Anyone who can fog a mirror knew Anniston’s city manager search would likely devolve into a political morass where qualifications were overshadowed by score-settling and Gurnee Avenue tantrums.
Sure enough, it’s happening.
If you missed it, here’s how Councilman David Reddick reacted in January when one of the candidates, Jay Johnson of Shelbyville, Tenn., dropped by City Hall for an interview.
“Instead of us having three candidates or another candidate, you’re the only candidate,” Reddick said to Johnson. “So you could have come up here in shorts and a tank top and you’d probably get it, because you’re the only candidate.
“I don’t know why we’re even having the interview right now, I really don’t. Because we don’t have a choice … Honestly, I feel like that it’s because that of the top candidates, you’re the only Caucasian candidate.”
That’s Anniston politics.
Embarrassing, condescending, ridiculous.
And oh, so, predictable. Former City Manager Kent Davis’ departure five months ago set the stage for yet another public tussle between this council’s factions — Mayor Jack Draper and Councilors Millie Harris and Jay Jenkins on one side, and Councilors Ben Little and Reddick on the other, a quasi-permanent 3-2 scenario that projects a city and its government as being hopelessly divided by race.
History forces Annistonians to expect the worst in modern-day local politics, and understandably so. Little is the city’s most potent politician who too often feasts on turmoil. Reddick wastes few opportunities to baste race into conversations that are wholly non-racial. (I’m curious how that’ll play on the usually placid Calhoun County Commission, should that be his future political home.)
Come Tuesday, the council will select Anniston’s next city manager between Troy Bell, formerly of Baton Rouge, La., and Walla Walla, Wash., and Johnson, the finalists from a racially diverse set of candidates who interviewed. That included Kwasi Obeng, the chief performance analyst with Chicago’s Inspector General Office who holds a Ph.D. in political science from Clark Atlanta University.

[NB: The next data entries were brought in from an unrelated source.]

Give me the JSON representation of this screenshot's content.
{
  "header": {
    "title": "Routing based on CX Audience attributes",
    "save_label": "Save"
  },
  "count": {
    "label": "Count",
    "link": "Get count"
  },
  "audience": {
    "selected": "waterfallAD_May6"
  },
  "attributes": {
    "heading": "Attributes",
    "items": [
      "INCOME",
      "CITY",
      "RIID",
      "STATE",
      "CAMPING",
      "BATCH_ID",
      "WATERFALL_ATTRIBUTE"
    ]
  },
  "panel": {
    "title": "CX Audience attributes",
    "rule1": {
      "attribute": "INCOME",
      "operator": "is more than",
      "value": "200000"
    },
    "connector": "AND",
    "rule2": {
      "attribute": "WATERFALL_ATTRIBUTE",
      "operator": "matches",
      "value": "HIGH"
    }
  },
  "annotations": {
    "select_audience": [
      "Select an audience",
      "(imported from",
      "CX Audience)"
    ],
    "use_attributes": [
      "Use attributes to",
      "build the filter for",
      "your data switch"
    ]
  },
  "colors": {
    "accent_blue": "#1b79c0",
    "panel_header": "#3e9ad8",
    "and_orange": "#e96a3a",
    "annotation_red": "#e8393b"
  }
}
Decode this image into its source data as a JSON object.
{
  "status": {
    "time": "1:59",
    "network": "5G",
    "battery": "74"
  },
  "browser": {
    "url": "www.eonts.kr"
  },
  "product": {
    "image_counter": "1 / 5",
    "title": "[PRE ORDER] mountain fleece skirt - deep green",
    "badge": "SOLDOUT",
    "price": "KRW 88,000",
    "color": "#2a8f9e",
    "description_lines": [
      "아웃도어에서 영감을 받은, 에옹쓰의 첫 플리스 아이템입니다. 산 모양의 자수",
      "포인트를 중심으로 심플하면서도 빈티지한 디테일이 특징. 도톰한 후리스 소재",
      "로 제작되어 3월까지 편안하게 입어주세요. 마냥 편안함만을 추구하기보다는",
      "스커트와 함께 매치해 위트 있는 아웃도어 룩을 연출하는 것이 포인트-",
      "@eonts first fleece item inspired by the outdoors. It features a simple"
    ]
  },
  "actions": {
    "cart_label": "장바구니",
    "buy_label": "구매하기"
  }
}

Had he not taken a job in Madison, Wisc., he might have given Anniston a much-needed minority administrator with a superb resume.
Instead, there’s Bell, who is black, and Johnson, who is white. Bell is a flawed candidate with scant experience in city administration. Johnson has more than 14 years of it. Oh, and Little’s take? “Two very good candidates,” Little wrote Thursday in an email.
Nevertheless, next week’s vote will likely produce a divided result and a new city manager lacking across-the-board confidence from the council he serves.
I’ve said this for years, but it’s worth repeating — again. It’s time that Anniston elects a competent black mayor and has more minority department heads. The city’s demographics scream for it, and the proper candidate — a uniter, a problem-solver, not a divider — could soothe the east-west tension that’s infected this place and obscure the council’s demagogues. Where, and who, is Anniston’s version of Randall Woodfin, the 36-year-old newly elected mayor of Birmingham?
That said, Anniston’s immediate need is simpler, but no less important.
“We’re at a critical juncture,” Draper said Thursday. “I think Anniston needs an experienced, steady hand. We need someone who has seen it all before as a city administrator. We need an experienced economic developer. And we also need someone who can bridge the gap between the less advantaged and the more advantaged in the city.”
Or, as Harris puts it, “We absolutely need someone who is racially sensitive, who is a very good manager and is a strong, knowledgeable person who can look at all sides of any issue … We need someone who is tough. We can’t have a weak person in this position.”
I’ll say. Brian Johnson, Davis’ predecessor, was a U.S. Army and Navy veteran the previous council recruited in as a change agent for city administration; he became Little’s political foil and left for a similar job in Georgia. Davis, a retired Navy rear admiral and Center for Domestic Preparedness official, departed after less than a year. And neither of them deserve any shade for leaving Gurnee Avenue.
Reddick’s rant would have been justified had the council interviewed only white candidates. It’s foolish, if not stupid, for a majority-black city not to seek a balance of minority administrators. It’s just good business, the right thing to do.
But this manager search hasn’t gone that way. It’s been long and occasionally combative. Tuesday’s victor will inherit the administrative keys to a city pocked with promise and deep concerns. Don’t think the council’s choice is anything but an immense decision.
“Being city manager in Anniston,” Draper said, “is not an easy job.”